____ Data to process

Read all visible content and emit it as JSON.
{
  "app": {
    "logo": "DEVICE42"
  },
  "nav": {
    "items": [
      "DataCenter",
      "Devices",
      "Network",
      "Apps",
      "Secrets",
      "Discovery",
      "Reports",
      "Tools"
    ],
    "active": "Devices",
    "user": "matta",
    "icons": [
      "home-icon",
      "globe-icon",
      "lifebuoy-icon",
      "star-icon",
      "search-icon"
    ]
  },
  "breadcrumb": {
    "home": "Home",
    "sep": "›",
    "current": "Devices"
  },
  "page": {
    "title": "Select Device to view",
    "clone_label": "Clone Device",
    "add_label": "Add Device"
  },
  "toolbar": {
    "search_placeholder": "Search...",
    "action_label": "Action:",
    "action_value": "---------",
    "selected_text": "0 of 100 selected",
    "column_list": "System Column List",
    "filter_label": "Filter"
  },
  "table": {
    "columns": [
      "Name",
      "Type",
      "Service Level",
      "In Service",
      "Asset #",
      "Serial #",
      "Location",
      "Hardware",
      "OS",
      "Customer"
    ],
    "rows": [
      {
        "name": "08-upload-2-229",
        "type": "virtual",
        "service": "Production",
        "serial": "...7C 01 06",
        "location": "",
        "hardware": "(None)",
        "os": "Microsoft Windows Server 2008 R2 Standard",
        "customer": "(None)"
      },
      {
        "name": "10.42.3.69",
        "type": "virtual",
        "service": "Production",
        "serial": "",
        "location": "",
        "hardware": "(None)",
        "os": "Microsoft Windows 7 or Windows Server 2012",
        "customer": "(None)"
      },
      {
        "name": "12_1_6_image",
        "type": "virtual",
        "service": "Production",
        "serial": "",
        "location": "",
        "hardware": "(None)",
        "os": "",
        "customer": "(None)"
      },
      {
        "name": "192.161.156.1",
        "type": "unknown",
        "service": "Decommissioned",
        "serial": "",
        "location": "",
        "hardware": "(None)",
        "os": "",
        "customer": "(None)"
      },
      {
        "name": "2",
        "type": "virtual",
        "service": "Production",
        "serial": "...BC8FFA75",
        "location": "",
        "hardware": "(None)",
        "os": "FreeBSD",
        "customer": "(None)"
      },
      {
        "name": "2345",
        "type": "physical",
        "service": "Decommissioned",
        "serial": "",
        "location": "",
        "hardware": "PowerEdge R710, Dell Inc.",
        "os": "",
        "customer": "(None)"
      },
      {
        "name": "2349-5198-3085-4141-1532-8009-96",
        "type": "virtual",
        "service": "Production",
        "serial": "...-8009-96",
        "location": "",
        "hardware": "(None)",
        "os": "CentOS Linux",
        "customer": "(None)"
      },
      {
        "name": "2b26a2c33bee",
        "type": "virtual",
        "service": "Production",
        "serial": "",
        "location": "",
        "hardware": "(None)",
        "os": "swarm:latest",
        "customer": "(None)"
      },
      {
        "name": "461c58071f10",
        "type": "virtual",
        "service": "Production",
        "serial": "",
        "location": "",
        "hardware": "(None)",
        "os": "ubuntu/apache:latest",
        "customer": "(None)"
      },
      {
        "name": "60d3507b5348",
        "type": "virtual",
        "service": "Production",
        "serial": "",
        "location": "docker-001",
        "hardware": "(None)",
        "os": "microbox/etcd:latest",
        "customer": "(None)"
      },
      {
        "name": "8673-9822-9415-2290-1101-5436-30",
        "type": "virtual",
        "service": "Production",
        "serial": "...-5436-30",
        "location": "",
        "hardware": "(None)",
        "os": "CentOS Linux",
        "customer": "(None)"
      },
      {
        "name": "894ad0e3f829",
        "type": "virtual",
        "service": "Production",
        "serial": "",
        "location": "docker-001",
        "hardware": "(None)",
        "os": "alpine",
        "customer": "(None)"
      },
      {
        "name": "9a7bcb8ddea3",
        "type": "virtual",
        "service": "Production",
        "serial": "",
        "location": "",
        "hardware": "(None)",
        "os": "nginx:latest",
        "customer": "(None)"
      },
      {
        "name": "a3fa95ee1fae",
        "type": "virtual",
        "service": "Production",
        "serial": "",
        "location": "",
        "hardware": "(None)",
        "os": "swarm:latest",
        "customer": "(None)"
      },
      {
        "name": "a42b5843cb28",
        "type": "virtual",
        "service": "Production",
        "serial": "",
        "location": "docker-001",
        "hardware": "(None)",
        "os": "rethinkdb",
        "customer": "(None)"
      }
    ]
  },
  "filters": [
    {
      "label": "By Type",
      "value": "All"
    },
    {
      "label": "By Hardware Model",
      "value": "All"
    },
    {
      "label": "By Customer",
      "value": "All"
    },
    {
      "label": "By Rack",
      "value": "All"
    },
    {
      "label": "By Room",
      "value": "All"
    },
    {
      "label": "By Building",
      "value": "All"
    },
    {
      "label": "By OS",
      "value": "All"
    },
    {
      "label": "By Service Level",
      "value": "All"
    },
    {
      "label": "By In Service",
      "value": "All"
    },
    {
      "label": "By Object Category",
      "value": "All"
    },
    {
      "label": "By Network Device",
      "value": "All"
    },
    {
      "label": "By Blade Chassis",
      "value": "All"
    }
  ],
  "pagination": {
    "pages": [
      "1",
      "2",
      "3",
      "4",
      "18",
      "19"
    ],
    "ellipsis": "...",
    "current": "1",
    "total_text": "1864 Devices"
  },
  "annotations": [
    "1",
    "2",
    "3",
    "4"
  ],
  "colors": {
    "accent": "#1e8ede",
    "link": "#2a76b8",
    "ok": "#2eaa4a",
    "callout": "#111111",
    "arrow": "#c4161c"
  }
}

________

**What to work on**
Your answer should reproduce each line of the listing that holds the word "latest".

**Finished task**
        "os": "swarm:latest",
        "os": "ubuntu/apache:latest",
        "os": "microbox/etcd:latest",
        "os": "nginx:latest",
        "os": "swarm:latest",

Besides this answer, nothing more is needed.